Chapter 10. Creating a bootable Bering CD-ROM

Revision History
Revision 0.22002-04-14LC
initial revision

Table of Contents

Step 1: preparing the distro
Step 2: downloading the required packages
Step 3: preparing the Bering CD-Rom content
Step 4: making the CD
Thanks to...


These instructions assume that you already have some knowledge of Bering and a working distribution running out of one or two floppies.

They have been tested with Bering v1.0-rc1 on several hardware configurations, using only IDE CD-ROM's. No SCSI support is planned at this stage.

Comments on this section should be addressed to its maintainer: Luis Correia .

Step 1: preparing the distro

First make sure you have your Bering floppy distro already working. You may want to take one or more of the following actions:

  • Define root password

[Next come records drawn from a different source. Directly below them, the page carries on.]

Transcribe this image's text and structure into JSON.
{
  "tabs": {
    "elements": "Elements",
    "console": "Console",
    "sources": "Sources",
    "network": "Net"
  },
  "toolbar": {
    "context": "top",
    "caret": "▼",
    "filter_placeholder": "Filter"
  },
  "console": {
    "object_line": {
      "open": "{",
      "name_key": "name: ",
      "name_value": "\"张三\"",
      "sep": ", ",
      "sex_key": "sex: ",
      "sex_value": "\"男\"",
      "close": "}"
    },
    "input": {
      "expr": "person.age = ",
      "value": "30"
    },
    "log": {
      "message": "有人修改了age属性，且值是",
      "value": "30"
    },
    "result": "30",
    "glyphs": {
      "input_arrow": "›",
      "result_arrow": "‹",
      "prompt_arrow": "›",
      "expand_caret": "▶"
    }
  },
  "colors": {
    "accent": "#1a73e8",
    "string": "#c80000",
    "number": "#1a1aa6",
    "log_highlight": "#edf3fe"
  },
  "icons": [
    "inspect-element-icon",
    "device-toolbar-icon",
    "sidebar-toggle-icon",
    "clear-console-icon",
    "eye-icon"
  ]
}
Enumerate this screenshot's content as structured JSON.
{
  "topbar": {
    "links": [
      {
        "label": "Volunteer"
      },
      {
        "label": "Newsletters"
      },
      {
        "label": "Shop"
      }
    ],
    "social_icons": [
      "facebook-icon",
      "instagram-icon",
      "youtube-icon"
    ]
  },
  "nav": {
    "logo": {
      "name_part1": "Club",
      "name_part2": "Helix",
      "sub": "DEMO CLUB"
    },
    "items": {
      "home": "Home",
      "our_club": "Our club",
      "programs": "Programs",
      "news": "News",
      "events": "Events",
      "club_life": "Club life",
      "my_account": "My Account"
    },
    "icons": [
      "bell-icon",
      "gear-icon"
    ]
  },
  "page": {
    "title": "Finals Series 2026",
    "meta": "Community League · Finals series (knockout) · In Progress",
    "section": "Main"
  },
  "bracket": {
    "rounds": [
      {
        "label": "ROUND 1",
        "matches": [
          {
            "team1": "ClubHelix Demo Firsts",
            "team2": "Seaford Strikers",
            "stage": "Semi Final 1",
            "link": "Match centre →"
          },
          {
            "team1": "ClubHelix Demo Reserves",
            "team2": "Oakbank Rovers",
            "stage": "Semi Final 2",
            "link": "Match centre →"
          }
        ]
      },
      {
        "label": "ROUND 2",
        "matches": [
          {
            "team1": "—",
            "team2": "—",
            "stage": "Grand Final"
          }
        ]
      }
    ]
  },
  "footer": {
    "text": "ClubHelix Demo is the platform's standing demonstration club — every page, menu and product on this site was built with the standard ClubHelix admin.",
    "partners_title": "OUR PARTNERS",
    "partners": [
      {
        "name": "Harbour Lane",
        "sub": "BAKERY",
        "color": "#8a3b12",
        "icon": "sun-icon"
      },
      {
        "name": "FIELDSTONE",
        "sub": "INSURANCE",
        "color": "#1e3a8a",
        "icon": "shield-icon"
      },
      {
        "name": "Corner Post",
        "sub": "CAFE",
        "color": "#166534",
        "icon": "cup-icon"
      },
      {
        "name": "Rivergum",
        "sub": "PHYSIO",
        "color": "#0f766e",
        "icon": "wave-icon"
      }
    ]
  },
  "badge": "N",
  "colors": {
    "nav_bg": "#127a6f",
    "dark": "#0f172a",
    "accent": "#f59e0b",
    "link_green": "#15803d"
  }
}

  • Generate the ssh keys, if you will use them

Make sure to read the CD-Rom section of Bering user's guide chapter on "Booting Bering from different boot-media".

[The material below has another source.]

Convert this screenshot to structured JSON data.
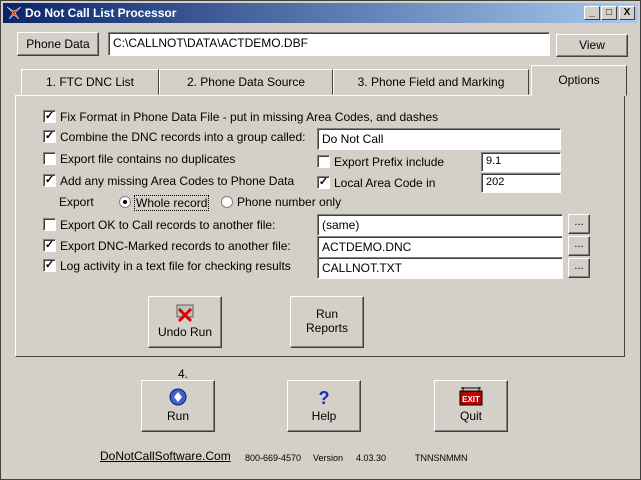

Step 2: downloading the required packages

From now on we are going to use a Windows machine to create the CD. Linux users should have no problem in following.

Download the two following packages, syslinux and cdrtools. Unpack them with WinZip. Also download the makeiso.bat MS-DOS bat file from the Bering "contrib" directory.

Create a new directory. It can be anywhere but in practice I recommend to create it next to the root (e.g. C:\) since it will be easier to access it at a later stage from the DOS prompt. Let's call it BCD ("Bering CD"). We will have the following directory hierarchy:

       --- C:\BCD
             --- C:\BCD\diskcontent

Once this is done put in the C:\BCD directory the following 3 files:

  • mkisofs.exe (1) and cygwin1.dll (2) extracted out of the cdrtool directory.

  • makeiso.bat (3) downloaded from the Bering "contrib" directory.

Then put in the C:\BCD\diskcontent directory the following file:

  • isolinux.bin extracted out of the syslinux directory.


Other versions of these files - older or more recent ones - may also work. You are on your own here!

Step 3: preparing the Bering CD-Rom content

If you are in a hurry, download the initrd.cdrom file from the Bering "contrib" directory and rename it initrd.lrp. This is an initrd.lrp "package" which includes the necessary kernel modules to access a CD-Rom at boot time. You can also create it yourself as follow:

Boot your working Bering floppy. In the /boot/lib/modules directory put the following modules that will allow boot time CD-Rom support (those modules can be found in the Bering modules download area):


Declare those names, without the ".o" suffix in the /boot/etc/modules file through the initrd package menu. The order MUST be respected.

Now backup the initrd.lrp package !

Copy all the files from your working Bering floppy to the C:\BCD\diskcontent directory (except initrd.lrp if you have not created it yourself as described above, in which case you will put in the C:\BCD dir the one you downloaded).

In this directory do the following:

  • Rename syslinux.cfg to isolinux.cfg

  • Delete ldlinux.sys

  • Edit isolinux.cfg and replace the /dev/fd0u1680 entries (after boot= and PKGPATH=) by /dev/cdrom.

  • Add any package you might need out of the CD. Do not forget the hackers though...

After that your isolinux.cfg file will look like:

display syslinux.dpy
timeout 0
default linux initrd=initrd.lrp init=/linuxrc rw root=/dev/ram0 boot=/dev/cdrom:iso9660 PKGPATH=/dev/cdrom:iso9660,/dev/fd0:msdos


Do not forget the rw parameter if you are usin a post 2.4.18 kernel otherwise you will get a kernel panic!

Step 4: making the CD

Get access to MS-DOS from within Windows. Change your directory to C:\BCD. Then execute the makeiso command file. This file contains one single line with the following command:

mkisofs -o bering.iso -b isolinux.bin -c -no-emul-boot -boot-load-size 4 -boot-info-table -hide -hide isolinux.bin -l diskcontent

You should now have a bering.iso CD-Rom image in C:\BCD. You can now create your Bering CD from this ISO image with your favorite CD burner program.

Change your BIOS settings to declare your CD-Rom as the first boot device. You should be all set.


It is of course much better to test your Bering CD with a CD-RW :-). But be aware that a lot of "old" CD drives just won't be able to read them. The CD-RW will be used for testing on a recent machine. Once you are happy with your image you will have to burn a traditionnal CD-Rom for your old i486-based Bering router :-)


I read both the leaf-user and the leaf-devel lists. You may put your questions there.

Thanks to...

Charles Steinkuehler for creating the *stein series,

Jacques Nilo & Eric Wolzak for the Bering series,

Allen Hillery for the hints & Christian Hostelet for beta testing,

all LEAF developpers,

my friend João Alves for his helpful linux support and

Mike Noyes for keeping up his excellent work on the LEAF site.